| Directions for this task |
Lines with the string "home" are to be identified in the listing and copied.

| Available records |
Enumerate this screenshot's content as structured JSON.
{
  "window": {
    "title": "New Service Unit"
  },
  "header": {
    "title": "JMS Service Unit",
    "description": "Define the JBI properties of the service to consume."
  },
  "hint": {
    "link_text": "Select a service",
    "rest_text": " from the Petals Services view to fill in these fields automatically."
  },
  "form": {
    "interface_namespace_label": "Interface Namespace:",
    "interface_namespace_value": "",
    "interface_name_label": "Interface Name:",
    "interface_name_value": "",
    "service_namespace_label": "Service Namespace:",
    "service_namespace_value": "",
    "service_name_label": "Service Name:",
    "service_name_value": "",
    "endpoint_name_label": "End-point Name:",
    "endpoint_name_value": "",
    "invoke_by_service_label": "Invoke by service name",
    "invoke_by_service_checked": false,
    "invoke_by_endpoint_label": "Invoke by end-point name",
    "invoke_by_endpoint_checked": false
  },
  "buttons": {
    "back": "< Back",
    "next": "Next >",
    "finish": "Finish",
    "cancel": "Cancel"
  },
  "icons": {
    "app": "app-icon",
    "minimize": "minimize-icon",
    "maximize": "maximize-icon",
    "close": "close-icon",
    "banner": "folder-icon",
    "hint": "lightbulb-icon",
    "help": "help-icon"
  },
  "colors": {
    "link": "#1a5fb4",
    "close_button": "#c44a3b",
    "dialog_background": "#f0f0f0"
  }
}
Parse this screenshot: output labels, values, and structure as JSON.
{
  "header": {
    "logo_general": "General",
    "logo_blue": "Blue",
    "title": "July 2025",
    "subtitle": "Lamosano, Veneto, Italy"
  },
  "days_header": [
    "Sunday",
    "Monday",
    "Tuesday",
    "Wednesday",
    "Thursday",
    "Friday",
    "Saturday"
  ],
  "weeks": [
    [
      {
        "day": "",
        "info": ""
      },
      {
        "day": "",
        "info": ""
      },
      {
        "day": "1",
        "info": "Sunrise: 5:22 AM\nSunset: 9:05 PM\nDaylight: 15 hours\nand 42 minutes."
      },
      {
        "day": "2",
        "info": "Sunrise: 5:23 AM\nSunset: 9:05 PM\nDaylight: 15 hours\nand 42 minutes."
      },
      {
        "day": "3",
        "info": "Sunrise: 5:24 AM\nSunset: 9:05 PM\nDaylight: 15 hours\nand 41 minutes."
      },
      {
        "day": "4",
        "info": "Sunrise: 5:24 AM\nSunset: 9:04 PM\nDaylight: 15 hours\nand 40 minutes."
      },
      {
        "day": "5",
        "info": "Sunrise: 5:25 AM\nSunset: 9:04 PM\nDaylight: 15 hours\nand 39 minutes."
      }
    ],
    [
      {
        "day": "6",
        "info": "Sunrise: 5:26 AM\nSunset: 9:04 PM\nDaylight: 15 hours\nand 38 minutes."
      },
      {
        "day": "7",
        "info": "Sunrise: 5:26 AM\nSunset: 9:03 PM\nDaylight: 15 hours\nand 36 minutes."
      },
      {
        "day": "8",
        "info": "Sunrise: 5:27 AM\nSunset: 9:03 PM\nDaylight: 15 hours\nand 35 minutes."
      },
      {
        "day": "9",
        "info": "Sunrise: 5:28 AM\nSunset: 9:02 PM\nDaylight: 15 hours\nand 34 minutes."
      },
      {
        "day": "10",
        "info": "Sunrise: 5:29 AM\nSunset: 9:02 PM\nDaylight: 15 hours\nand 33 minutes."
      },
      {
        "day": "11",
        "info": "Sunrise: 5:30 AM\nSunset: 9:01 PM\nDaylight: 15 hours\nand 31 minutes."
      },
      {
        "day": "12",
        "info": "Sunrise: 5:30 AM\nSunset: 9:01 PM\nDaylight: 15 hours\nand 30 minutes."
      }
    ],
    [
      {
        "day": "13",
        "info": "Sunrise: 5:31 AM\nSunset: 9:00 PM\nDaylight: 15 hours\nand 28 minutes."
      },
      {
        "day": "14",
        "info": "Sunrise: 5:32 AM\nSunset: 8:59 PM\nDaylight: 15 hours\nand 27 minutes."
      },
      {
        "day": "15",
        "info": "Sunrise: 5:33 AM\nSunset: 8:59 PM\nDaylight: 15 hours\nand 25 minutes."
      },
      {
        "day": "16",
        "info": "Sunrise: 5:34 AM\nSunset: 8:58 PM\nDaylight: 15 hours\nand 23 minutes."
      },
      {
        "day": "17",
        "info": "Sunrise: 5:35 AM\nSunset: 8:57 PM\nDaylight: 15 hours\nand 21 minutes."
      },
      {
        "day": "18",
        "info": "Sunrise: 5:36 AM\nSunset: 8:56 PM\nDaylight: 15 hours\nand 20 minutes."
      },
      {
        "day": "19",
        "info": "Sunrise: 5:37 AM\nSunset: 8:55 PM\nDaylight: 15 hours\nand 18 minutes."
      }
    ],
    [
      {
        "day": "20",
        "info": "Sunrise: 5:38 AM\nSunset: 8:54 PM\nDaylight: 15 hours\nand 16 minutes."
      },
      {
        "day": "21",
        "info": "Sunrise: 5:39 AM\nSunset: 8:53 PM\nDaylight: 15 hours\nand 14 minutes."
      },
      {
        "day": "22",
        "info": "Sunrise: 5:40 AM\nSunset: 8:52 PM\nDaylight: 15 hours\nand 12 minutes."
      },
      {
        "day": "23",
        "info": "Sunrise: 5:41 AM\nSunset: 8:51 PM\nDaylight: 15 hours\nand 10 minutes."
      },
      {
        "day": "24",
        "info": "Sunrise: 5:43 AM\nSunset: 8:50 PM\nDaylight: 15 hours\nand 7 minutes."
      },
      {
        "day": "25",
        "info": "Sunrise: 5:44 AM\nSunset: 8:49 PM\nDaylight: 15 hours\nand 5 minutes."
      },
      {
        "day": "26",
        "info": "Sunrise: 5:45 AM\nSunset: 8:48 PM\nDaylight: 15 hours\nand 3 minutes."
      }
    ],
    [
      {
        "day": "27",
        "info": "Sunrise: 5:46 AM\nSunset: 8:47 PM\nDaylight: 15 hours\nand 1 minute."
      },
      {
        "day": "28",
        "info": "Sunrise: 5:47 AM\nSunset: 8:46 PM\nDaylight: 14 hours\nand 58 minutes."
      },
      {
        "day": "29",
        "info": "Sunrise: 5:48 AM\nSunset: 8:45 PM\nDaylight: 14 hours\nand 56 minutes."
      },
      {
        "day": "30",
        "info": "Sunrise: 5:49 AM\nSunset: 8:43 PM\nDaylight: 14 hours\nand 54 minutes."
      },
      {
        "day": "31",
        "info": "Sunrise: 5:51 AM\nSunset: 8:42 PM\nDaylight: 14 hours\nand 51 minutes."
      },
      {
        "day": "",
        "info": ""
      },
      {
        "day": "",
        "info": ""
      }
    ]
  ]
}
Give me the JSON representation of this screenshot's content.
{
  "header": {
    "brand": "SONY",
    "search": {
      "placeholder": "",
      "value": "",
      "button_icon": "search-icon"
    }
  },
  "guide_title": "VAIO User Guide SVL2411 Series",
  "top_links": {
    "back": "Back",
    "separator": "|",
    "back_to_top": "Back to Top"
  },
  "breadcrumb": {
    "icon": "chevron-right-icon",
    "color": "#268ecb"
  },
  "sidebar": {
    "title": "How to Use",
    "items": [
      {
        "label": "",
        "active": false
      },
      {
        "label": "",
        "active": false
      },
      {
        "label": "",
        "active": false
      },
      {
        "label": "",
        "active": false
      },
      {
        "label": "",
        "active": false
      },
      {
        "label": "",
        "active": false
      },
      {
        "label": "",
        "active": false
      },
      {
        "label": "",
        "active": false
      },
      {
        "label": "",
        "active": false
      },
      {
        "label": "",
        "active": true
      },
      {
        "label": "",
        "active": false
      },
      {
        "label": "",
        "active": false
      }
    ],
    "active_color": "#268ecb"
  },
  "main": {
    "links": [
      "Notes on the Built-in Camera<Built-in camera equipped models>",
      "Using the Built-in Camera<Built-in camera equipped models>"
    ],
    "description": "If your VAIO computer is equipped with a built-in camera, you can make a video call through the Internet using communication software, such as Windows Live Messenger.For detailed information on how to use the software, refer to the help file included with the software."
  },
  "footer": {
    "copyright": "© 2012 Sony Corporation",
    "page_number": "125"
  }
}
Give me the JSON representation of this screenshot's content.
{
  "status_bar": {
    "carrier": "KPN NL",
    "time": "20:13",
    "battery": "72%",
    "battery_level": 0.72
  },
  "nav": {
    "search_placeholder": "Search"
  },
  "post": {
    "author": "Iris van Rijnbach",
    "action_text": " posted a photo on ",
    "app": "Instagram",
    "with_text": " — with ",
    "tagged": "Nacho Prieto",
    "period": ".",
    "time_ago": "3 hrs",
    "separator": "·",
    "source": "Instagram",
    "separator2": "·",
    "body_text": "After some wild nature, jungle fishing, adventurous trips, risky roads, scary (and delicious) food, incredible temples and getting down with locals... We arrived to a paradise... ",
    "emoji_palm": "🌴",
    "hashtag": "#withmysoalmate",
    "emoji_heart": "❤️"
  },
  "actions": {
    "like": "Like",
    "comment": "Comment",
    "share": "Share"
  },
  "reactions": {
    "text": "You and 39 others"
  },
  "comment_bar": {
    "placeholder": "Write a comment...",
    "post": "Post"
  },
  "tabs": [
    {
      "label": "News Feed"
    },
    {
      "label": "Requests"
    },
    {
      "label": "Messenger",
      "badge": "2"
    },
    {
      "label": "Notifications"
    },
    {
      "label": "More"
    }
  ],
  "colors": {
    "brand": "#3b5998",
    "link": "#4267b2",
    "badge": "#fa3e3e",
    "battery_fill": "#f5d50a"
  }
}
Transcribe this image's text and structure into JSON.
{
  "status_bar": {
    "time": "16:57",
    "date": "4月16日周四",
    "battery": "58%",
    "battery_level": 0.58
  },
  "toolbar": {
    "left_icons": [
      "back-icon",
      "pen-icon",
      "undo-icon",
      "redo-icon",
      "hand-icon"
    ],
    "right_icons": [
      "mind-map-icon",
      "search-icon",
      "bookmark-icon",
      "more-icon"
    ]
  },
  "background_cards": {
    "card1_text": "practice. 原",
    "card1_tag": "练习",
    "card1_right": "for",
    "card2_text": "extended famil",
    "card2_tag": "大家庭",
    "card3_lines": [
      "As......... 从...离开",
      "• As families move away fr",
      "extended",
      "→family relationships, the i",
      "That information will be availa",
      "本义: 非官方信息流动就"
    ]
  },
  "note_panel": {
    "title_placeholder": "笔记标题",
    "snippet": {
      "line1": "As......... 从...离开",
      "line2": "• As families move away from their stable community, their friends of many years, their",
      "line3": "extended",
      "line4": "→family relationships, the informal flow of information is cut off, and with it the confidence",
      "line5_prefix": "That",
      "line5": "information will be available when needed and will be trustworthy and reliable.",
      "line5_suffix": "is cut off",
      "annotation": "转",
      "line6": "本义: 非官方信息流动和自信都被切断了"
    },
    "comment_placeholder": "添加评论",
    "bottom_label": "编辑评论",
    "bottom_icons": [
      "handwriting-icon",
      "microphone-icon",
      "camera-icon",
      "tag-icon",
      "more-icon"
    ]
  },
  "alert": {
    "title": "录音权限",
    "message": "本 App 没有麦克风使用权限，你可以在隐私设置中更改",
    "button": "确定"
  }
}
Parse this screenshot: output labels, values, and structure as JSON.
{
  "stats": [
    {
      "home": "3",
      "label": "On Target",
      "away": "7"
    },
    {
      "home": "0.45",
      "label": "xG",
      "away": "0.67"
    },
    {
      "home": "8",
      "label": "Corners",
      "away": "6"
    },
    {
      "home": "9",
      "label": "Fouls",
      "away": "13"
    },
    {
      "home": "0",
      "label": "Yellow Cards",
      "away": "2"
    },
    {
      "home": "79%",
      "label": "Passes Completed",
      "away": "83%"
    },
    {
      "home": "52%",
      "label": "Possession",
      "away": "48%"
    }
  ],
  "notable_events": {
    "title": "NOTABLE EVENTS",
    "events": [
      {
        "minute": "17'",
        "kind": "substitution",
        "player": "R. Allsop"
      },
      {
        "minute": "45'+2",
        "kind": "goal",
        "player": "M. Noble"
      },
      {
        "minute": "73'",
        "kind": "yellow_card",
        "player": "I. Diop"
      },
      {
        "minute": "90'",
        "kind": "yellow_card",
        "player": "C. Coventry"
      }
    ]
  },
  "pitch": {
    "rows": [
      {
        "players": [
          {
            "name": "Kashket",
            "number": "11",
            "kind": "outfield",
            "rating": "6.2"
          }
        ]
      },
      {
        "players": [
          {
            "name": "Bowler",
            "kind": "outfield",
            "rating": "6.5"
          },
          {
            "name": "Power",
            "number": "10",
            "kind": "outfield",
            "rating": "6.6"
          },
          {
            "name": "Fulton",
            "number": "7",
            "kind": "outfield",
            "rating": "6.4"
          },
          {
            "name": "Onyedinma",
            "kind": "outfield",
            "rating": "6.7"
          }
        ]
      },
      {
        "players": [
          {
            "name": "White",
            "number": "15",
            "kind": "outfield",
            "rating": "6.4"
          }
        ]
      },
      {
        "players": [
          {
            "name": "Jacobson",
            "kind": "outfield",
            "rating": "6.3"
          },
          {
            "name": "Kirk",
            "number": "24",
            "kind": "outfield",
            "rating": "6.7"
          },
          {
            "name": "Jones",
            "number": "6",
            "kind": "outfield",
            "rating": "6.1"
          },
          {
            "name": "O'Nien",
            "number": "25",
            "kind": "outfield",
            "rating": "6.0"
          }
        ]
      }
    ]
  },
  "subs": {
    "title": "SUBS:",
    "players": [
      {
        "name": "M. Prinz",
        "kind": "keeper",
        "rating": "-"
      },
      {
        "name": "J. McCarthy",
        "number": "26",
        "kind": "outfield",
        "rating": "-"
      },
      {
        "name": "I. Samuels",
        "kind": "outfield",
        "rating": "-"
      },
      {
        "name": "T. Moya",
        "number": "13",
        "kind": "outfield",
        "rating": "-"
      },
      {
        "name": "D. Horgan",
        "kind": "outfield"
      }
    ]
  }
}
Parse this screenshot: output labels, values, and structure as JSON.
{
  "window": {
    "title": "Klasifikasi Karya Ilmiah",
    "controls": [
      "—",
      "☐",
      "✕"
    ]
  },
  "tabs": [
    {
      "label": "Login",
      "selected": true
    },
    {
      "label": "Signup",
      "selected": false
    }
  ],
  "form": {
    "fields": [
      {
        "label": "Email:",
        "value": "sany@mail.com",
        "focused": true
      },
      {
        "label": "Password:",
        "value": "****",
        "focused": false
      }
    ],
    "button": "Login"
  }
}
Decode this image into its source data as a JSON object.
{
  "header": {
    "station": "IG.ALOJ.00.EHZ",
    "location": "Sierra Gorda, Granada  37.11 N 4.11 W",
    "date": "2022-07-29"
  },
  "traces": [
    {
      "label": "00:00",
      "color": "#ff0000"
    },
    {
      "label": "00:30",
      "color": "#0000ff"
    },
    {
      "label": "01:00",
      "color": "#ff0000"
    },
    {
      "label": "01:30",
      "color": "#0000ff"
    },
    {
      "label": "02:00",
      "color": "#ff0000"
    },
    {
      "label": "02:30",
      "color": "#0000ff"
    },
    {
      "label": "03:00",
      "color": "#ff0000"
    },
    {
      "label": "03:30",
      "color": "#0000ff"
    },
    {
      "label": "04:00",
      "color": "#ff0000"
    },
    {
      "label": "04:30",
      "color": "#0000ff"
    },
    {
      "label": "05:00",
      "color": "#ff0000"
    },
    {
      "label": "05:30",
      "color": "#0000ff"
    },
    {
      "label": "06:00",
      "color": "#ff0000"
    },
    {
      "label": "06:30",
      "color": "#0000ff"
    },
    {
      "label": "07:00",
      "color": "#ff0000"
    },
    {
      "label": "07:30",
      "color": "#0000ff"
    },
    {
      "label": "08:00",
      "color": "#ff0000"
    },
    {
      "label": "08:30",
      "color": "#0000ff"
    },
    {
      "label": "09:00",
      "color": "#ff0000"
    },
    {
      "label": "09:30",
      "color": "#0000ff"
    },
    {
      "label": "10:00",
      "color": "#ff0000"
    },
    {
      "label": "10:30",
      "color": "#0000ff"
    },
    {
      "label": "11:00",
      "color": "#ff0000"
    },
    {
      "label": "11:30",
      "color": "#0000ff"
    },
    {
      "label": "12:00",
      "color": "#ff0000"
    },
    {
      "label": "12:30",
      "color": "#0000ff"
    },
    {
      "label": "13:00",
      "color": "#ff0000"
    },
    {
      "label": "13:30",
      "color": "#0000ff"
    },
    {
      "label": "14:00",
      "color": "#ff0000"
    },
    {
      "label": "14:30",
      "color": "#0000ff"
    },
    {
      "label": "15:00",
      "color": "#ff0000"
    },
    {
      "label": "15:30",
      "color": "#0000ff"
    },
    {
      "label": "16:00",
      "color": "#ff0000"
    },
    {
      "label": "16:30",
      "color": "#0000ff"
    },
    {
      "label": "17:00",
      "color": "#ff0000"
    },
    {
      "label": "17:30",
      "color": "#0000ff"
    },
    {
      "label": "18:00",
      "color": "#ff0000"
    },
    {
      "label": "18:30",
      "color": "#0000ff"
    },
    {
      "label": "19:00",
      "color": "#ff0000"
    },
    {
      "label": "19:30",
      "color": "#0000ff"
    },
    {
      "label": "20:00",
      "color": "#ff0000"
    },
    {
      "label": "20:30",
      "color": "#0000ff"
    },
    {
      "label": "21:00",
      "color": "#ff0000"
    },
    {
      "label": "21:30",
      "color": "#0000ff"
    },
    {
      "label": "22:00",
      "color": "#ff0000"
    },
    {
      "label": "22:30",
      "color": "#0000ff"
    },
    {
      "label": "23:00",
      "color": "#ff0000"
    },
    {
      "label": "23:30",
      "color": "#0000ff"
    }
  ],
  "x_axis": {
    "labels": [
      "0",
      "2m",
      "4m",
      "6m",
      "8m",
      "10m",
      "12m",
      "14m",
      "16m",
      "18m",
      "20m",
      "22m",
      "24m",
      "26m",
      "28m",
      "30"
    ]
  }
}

| Output for this task |
      "home": "3",
      "home": "0.45",
      "home": "8",
      "home": "9",
      "home": "0",
      "home": "79%",
      "home": "52%",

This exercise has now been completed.